In the last two issues of the News, we have seen that Jeremiah 31:31-34 is fulfilled in the NT catholic church of Christ. This sheds light on the interpretation of the surrounding chapters, Jeremiah 30-33, which are widely recognized as Messianic.
First, the days of Jeremiah 31:31-34 ("the days come" ; "those days" ) are the "last/latter days" which began with the coming of God’s Son in the flesh (Heb. 1:2) and the outpouring of the Holy Spirit (Acts 2:17-18), as we have seen from the last two issues. This suggests that other verses—and their contexts—in Jeremiah 30-33 which refer to the "latter days" (30:24) or "those days" (31:29; 33:15, 16) or which state that "the days come" (30:3; 31:27, 38; 33:14) must be so interpreted. Second, the NT passages we have considered in this connection (Matt. 26:28; I Cor. 11:25; II Cor. 3:6; Heb. 8:8-12; 10:16-17) all teach that the new covenant of 31:31-34 is established in the blood of Christ. Thus when Jeremiah predicts the coming Davidic king (30:9; 33:15-18, 19-22), these sections refer to the NT age. Third, Jeremiah 31:15, Matthew tells us, is a prophecy of the slaughter of the innocents in the days after Christ’s birth (2:16-18). Fourth, Jeremiah 31:31-34 is not the only passage in Jeremiah 30-33 which speaks of God’s faithfulness to His covenant.
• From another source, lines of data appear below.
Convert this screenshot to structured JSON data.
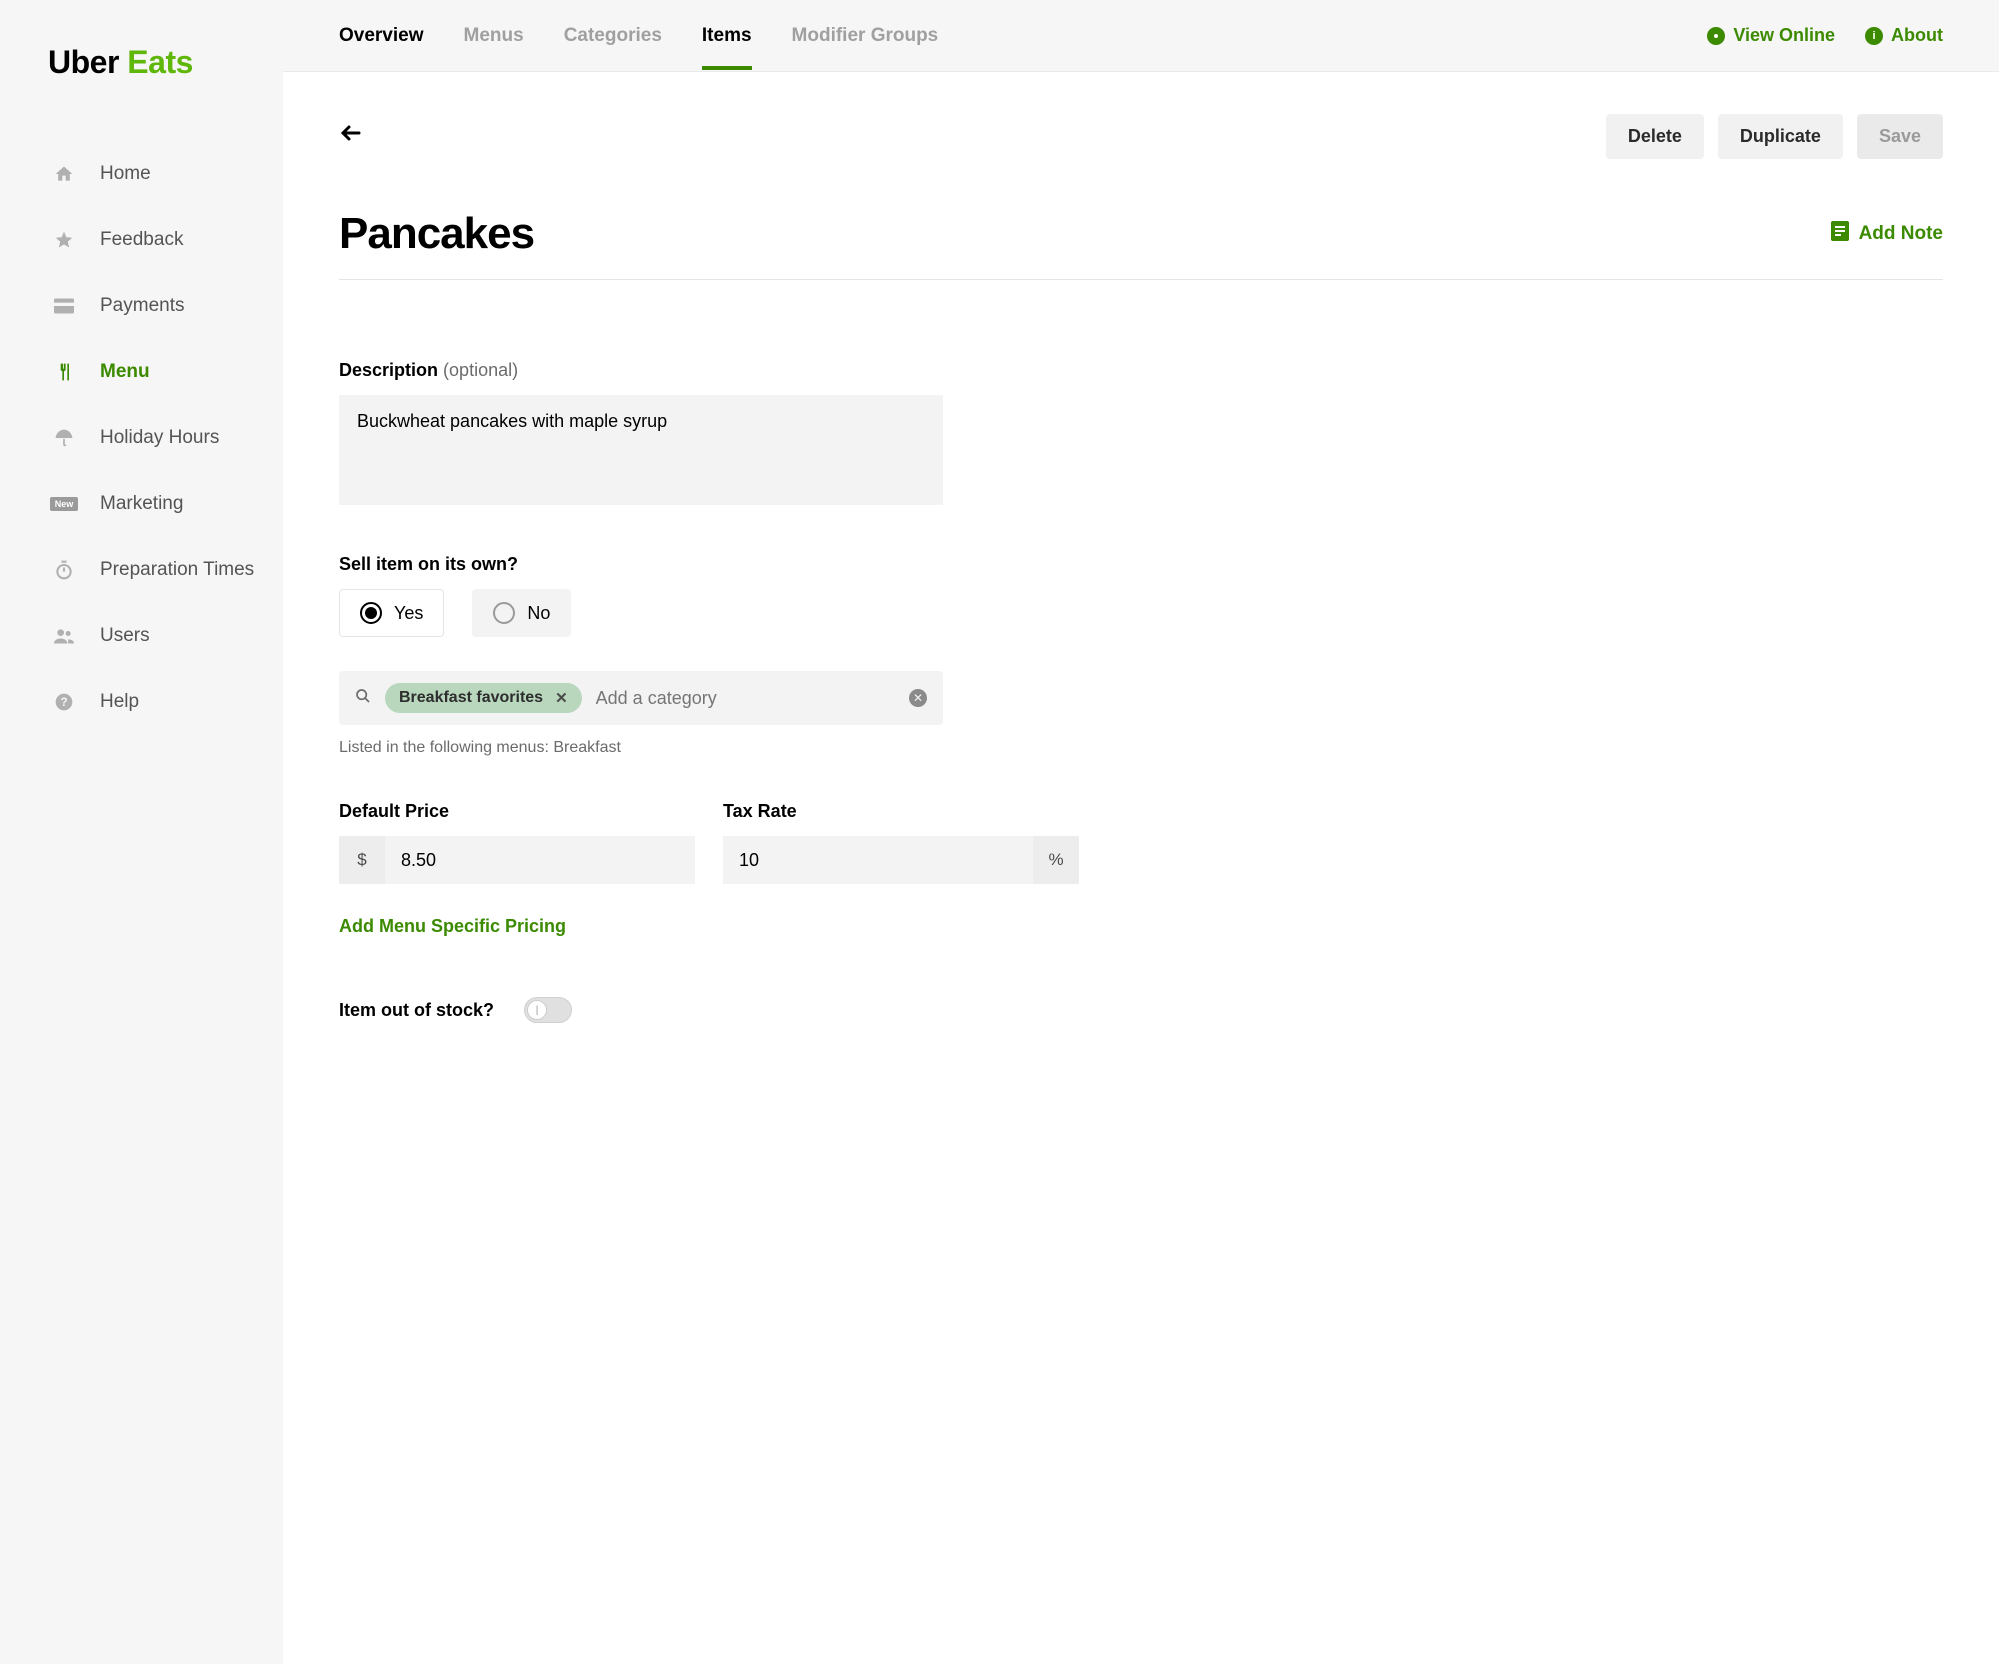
{
  "brand": {
    "part1": "Uber",
    "part2": "Eats"
  },
  "sidebar": {
    "items": [
      {
        "label": "Home",
        "icon": "home-icon"
      },
      {
        "label": "Feedback",
        "icon": "star-icon"
      },
      {
        "label": "Payments",
        "icon": "card-icon"
      },
      {
        "label": "Menu",
        "icon": "utensils-icon",
        "active": true
      },
      {
        "label": "Holiday Hours",
        "icon": "umbrella-icon"
      },
      {
        "label": "Marketing",
        "icon": "new-badge-icon"
      },
      {
        "label": "Preparation Times",
        "icon": "stopwatch-icon"
      },
      {
        "label": "Users",
        "icon": "users-icon"
      },
      {
        "label": "Help",
        "icon": "help-icon"
      }
    ]
  },
  "tabs": [
    {
      "label": "Overview"
    },
    {
      "label": "Menus"
    },
    {
      "label": "Categories"
    },
    {
      "label": "Items",
      "active": true
    },
    {
      "label": "Modifier Groups"
    }
  ],
  "toplinks": {
    "view_online": "View Online",
    "about": "About"
  },
  "actions": {
    "delete": "Delete",
    "duplicate": "Duplicate",
    "save": "Save"
  },
  "item": {
    "title": "Pancakes",
    "add_note": "Add Note",
    "description_label": "Description",
    "description_optional": "(optional)",
    "description_value": "Buckwheat pancakes with maple syrup",
    "sell_own_label": "Sell item on its own?",
    "yes": "Yes",
    "no": "No",
    "sell_own_value": "Yes",
    "category_chip": "Breakfast favorites",
    "category_placeholder": "Add a category",
    "listed_menus_text": "Listed in the following menus: Breakfast",
    "default_price_label": "Default Price",
    "default_price_currency": "$",
    "default_price_value": "8.50",
    "tax_rate_label": "Tax Rate",
    "tax_rate_value": "10",
    "tax_rate_suffix": "%",
    "menu_pricing_link": "Add Menu Specific Pricing",
    "out_of_stock_label": "Item out of stock?",
    "out_of_stock_value": false
  }
}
The word "covenant" (31:31-33; 32:40; 33:20-21, 25) or the covenant formula—"ye shall be my people, and I will be your God" (30:22) or variations of it (31:33; 32:38)—occur in all four chapters of Jeremiah 30-33. Fifth, two of the great blessings of the new covenant are mentioned not only in Jeremiah 31:31-34, but elsewhere in Jeremiah 30-33. I am thinking here of "heart-religion" (31:33; 32:39-40) and the forgiveness of sins (31:34; 33:8).
Thus Jeremiah 30-33 speaks of the repentance (31:9, 18-19), joy (30:19; 31:4, 7) and spiritual unity of the one true Israel of God in all ages (32:39). The prophecies of the return to the land (30:3), the rebuilding of Jerusalem (31:38-40), the multiplication of man and beast (31:27), and agricultural plenty (31:12; 33:12-13) are fulfilled in the return of God’s people from Babylon which is a picture of the Good Shepherd’s gathering His redeemed from the four corners of the earth (31:10-11; John 10:14-16).
God’s promise of the continuous reign of the Davidic house (33:17, 21) and the continuous labors of the Levites (33:18, 21) is false if taken literally, since for many centuries there have been no earthly throne of David (33:17) and no literal Levitical offerings (33:18). It will not do to say that these verses speak of their restoration in a future millennial age. The text does not say that these things will be restored in the days ahead; it says that they will always continue from Jeremiah’s day to the end of time (33:17-18, 21-22). The Holy Spirit tells us that the ascended Christ sits (present tense) on the throne of David (Acts 2:29-30) and that the Christian church is the new priesthood (I Peter 2:9) which offers "the sacrifice of praise" (Heb. 13:15). Only the Reformed principle of Scripture interprets Scripture—and not dispensationalist "literalism"—fits the Biblical facts.
- Volume: 9
- Issue: 9
Rev. Angust Stewart (Wife: Mary)
Ordained - 2001
Pastorates: Covenant Protestant Reformed Church of Ballymena, Northern Ireland - 2001Website: www.cprf.co.uk/
Address7 Lislunnan Road
State or ProvinceCo.Antrim
Zip CodeBT42 3NR
Telephone(01144) 28 25 891851